Maybe its Time for Me to Die

by havilandp

If they gunned me down

Michael Brown, Eric Garner, Ezell Ford, Trayvon Martin, Jordan Davis.

Too few people have paid attention. Too little change has been made.

Maybe it’s time for me to die.

In order for real progress, real change to be made, people, MUST pay attention and they’re not. Research has shown that there is a stark divide on just how important the execution of Michael Brown in Ferguson is to race relations in America.

pew research             pew research rayvon martin

So maybe it’s time for me to go.

I’m a 26 year old bi-racial man with a college degree, never been in trouble with the law, work experience in the United States Senate and headed to graduate school.

How would America feel if my white mother held a press conference about her son’s unlawful murder?

How would it look to America if the predominantly white community that I come from cried out and called for a change?

What would America see if the predominantly white college I attended held a candle light vigil to remember me?

How would America react if my former staffer colleagues on the Hill stood in solidarity against violence against skin with a darker hue?

I bet that would get people’s attention.

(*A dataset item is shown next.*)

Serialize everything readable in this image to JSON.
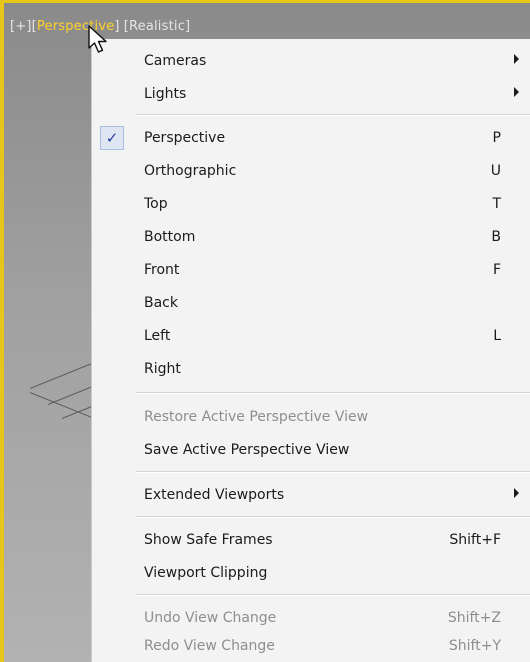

The fundamental flaw with American race relations is a failure to empathize with those that don’t look like you (this is not limited to white communities- this is applicable to ALL communities). Too many Americans view what’s happening in Ferguson as something that is happening to someone else, a foreign community, to someone that is not “like” them.

Michael Brown, Eric Garner, Ezell Ford, Trayvon Martin and Jordan Davis were not just murdered in the physical sense; their characters were also assassinated- which only adds to the anguish. They were depicted as “thugs”, “criminals”, “bullies”, “gangsters”- no one wants to identify with any of those “types” of people. But as those words are slowly and subtly associated with these murder victims, the people that need to identify with them the most simply won’t.

No one wants to see these men as brothers, husbands, fathers, sons and friends because that would hurt too much. So they become something else and they we ultimately end up a statistic.

Its easy for mainstream America to not connect with someone that “fits the description;” someone they may not recognize, that may listen to a different type of music, celebrate a different culture or enjoy a different type of food- but that does not mean they are less of a person. That doesn’t mean they should be treated differently or sentenced to death because of the color of their skin. But that’s what is happening.

Liberty and Justice for All*

It has an asterisk, because it doesn’t yet exist in America.

True justice for these men will be when EVERYONE acknowledges that our mindset on race hasn’t evolved all that much over the past few hundred years and we pledge that it stops here, it stops now.

I can’t be the change for anyone else- change starts with you, from within.

But if I was cut down in the street walking home from the store and my story was told maybe you would pay attention… or am I just another number?

Maybe its time for me to die so we can find out.

Advertisements